The left stick can be used as with most first-person games to step forward, backward, and strafe side-to-side, with turning mapped to the right stick. During combat, aiming is based on positioning (which also means players can often dodge melee attacks by moving to a different square), and all but one of the cursor functions can be snapped to using the D-pad. Some of Vaporum‘s secrets are still pixel-hunts, but the secrets are also non-essential by design, so, if sliding a cursor around with the left stick sounds boring, the game can still be played without doing so.

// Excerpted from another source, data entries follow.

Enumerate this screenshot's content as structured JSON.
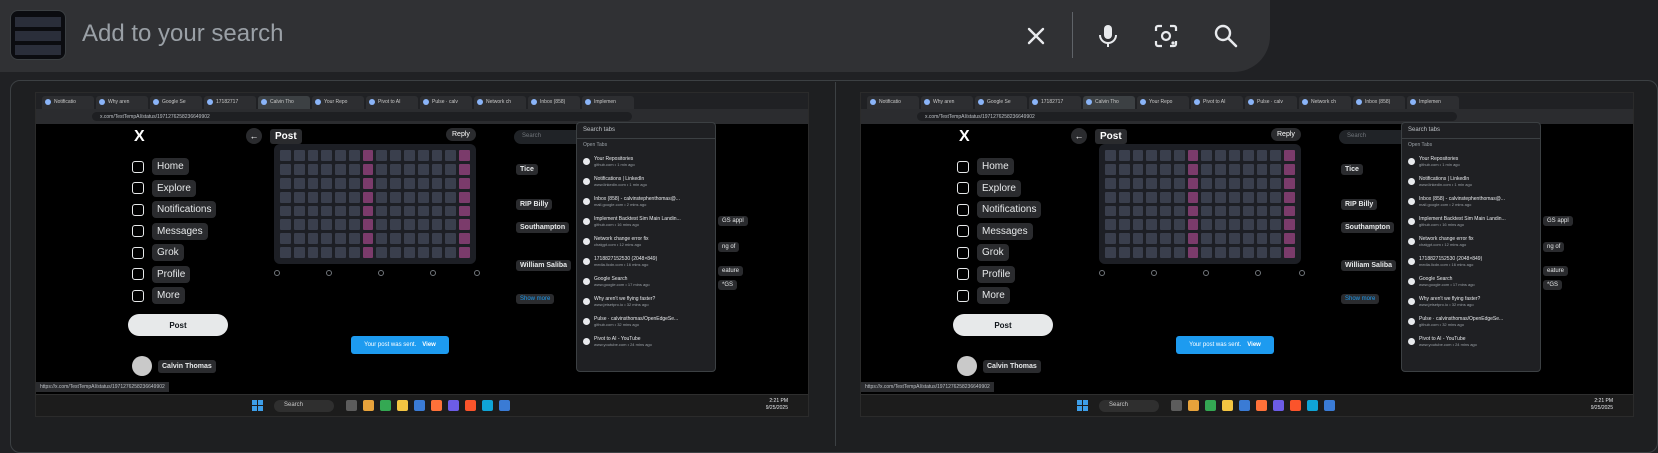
{
  "search": {
    "placeholder": "Add to your search",
    "clear_icon": "close-icon",
    "voice_icon": "mic-icon",
    "lens_icon": "camera-lens-icon",
    "search_icon": "search-icon"
  },
  "results": [
    {
      "tabs": [
        "Notificatio",
        "Why aren",
        "Google Se",
        "17182717",
        "Calvin Tho",
        "Your Repo",
        "Pivot to AI",
        "Pulse · calv",
        "Network ch",
        "Inbox (858)",
        "Implemen"
      ],
      "url": "x.com/TestTempAI/status/1971276258236649902",
      "nav": [
        "Home",
        "Explore",
        "Notifications",
        "Messages",
        "Grok",
        "Profile",
        "More"
      ],
      "post_button": "Post",
      "profile_name": "Calvin Thomas",
      "post_header": "Post",
      "reply_button": "Reply",
      "toast_text": "Your post was sent.",
      "toast_link": "View",
      "search_placeholder": "Search",
      "trends": [
        "Tice",
        "RIP Billy",
        "Southampton",
        "William Saliba"
      ],
      "show_more": "Show more",
      "tabsearch_placeholder": "Search tabs",
      "open_tabs_label": "Open Tabs",
      "open_tabs": [
        {
          "title": "Your Repositories",
          "url": "github.com • 1 min ago"
        },
        {
          "title": "Notifications | LinkedIn",
          "url": "www.linkedin.com • 1 min ago"
        },
        {
          "title": "Inbox (858) - calvinstephenthomas@...",
          "url": "mail.google.com • 2 mins ago"
        },
        {
          "title": "Implement Backtest Sim Main Landin...",
          "url": "github.com • 16 mins ago"
        },
        {
          "title": "Network change error fix",
          "url": "chatgpt.com • 12 mins ago"
        },
        {
          "title": "1718827152530 (2048×849)",
          "url": "media.licdn.com • 16 mins ago"
        },
        {
          "title": "Google Search",
          "url": "www.google.com • 17 mins ago"
        },
        {
          "title": "Why aren't we flying faster?",
          "url": "www.jetsetpro.io • 32 mins ago"
        },
        {
          "title": "Pulse · calvinsthomas/OpenEdgeSe...",
          "url": "github.com • 32 mins ago"
        },
        {
          "title": "Pivot to AI - YouTube",
          "url": "www.youtube.com • 24 mins ago"
        }
      ],
      "side_chips": [
        "GS appl",
        "ng of",
        "eature",
        "*GS"
      ],
      "taskbar_search": "Search",
      "clock_time": "2:21 PM",
      "clock_date": "9/25/2025",
      "status_url": "https://x.com/TestTempAI/status/1971276258236649902"
    },
    {
      "tabs": [
        "Notificatio",
        "Why aren",
        "Google Se",
        "17182717",
        "Calvin Tho",
        "Your Repo",
        "Pivot to AI",
        "Pulse · calv",
        "Network ch",
        "Inbox (858)",
        "Implemen"
      ],
      "url": "x.com/TestTempAI/status/1971276258236649902",
      "nav": [
        "Home",
        "Explore",
        "Notifications",
        "Messages",
        "Grok",
        "Profile",
        "More"
      ],
      "post_button": "Post",
      "profile_name": "Calvin Thomas",
      "post_header": "Post",
      "reply_button": "Reply",
      "toast_text": "Your post was sent.",
      "toast_link": "View",
      "search_placeholder": "Search",
      "trends": [
        "Tice",
        "RIP Billy",
        "Southampton",
        "William Saliba"
      ],
      "show_more": "Show more",
      "tabsearch_placeholder": "Search tabs",
      "open_tabs_label": "Open Tabs",
      "open_tabs": [
        {
          "title": "Your Repositories",
          "url": "github.com • 1 min ago"
        },
        {
          "title": "Notifications | LinkedIn",
          "url": "www.linkedin.com • 1 min ago"
        },
        {
          "title": "Inbox (858) - calvinstephenthomas@...",
          "url": "mail.google.com • 2 mins ago"
        },
        {
          "title": "Implement Backtest Sim Main Landin...",
          "url": "github.com • 16 mins ago"
        },
        {
          "title": "Network change error fix",
          "url": "chatgpt.com • 12 mins ago"
        },
        {
          "title": "1718827152530 (2048×849)",
          "url": "media.licdn.com • 16 mins ago"
        },
        {
          "title": "Google Search",
          "url": "www.google.com • 17 mins ago"
        },
        {
          "title": "Why aren't we flying faster?",
          "url": "www.jetsetpro.io • 32 mins ago"
        },
        {
          "title": "Pulse · calvinsthomas/OpenEdgeSe...",
          "url": "github.com • 32 mins ago"
        },
        {
          "title": "Pivot to AI - YouTube",
          "url": "www.youtube.com • 24 mins ago"
        }
      ],
      "side_chips": [
        "GS appl",
        "ng of",
        "eature",
        "*GS"
      ],
      "taskbar_search": "Search",
      "clock_time": "2:21 PM",
      "clock_date": "9/25/2025",
      "status_url": "https://x.com/TestTempAI/status/1971276258236649902"
    }
  ]
}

Even allowing for two different weapon sets equipped at once, Vaporum‘s combat halves the overhead compared to Grimrock‘s four-player parties. Because of the reduced number of combatants, the game moves at a faster pace almost akin to an action-RPG.
That Whole Steampunk Thing…
I try to see language as descriptive, so I will not sully the review with comments about ‘not really being steampunk’. Truth is, as the great Chris Hemsworth put it, “all words are made up,” and, in this case, the game uses the term steampunk in particular to evoke its aesthetic.
In terms of Vaporum‘s themes and core narrative, the game is a bit less steam and not a whole lot punk, and these are not the core appeal of a dungeon-RPG to begin with. I enjoy the weird fiction elements of Vaporum‘s world, again clearly inspired by BioShock‘s similarly loose interpretation of the ‘steampunk’ concept. For what it is worth, Vaporum‘s trappings are more than enough for this sort of game, and executed with confidence and style.
Better than the more actionised combat is the option to pause time between all player actions. This breather can be essential in the early floors of the Arx Vaporum, the game’s dungeon setting, when one is still getting to grips with the controls.
Even later on, though, it remains useful for the more demanding timing-based puzzles. The pause-time function allows almost anyone to play Vaporum at their own pace, which means RPG fans can give it a go without fear of hitting a difficulty wall. (The game also boasts plenty of options to change difficulty and the controls to suit different players’ styles.)
Despite ease-of-play on a console, players will not get past the fact that Vaporum is still a slower and more retro style of game—some players will just bounce right off its rigid structure, as well as the aforementioned Steampunk niggle. Personally, one could have even less story in a dungeon game such as Vaporum. As with another recently reviewed RPG, the temptation to elaborate on worldbuilding is stronger with an RPG and can by the same token sink an otherwise interesting game, if the lore is too laborious. Many writers tend to overvalue story in games, and over-criticise as well, so the fact that Vaporum stands as fun game with added lore that avoids interfering with the nuts-and-bolts is commendable.
Modern gamers who do dare to delve will likely get a kick out of exploring the crunchier aspects of old-school dungeon design, though they will also have to learn to keep their eyes open and not rush in, as traps and the aforementioned secrets abound. Old-school fans: this one is a little more simplistic than the heights that the genre once climbed to, but with an open mind—and maybe activating that hard mode—Vaporum still features plenty to enjoy.
The most impressive aspect of the game goes beyond its effective console port. The game is “small” in the indie sense, not made by hundreds but by a core team of four developers. Nevertheless, the game’s graphical presentation, attention to detail, and handcrafted design are all so instantly appealing that plenty of AAA gamers who give it a go will surely find themselves hooked. Also, definitely tell that friend who likes BioShock that another kick of spooky, clanking, clockwork mystery is available to jump into.
Reviewed on PlayStation 4.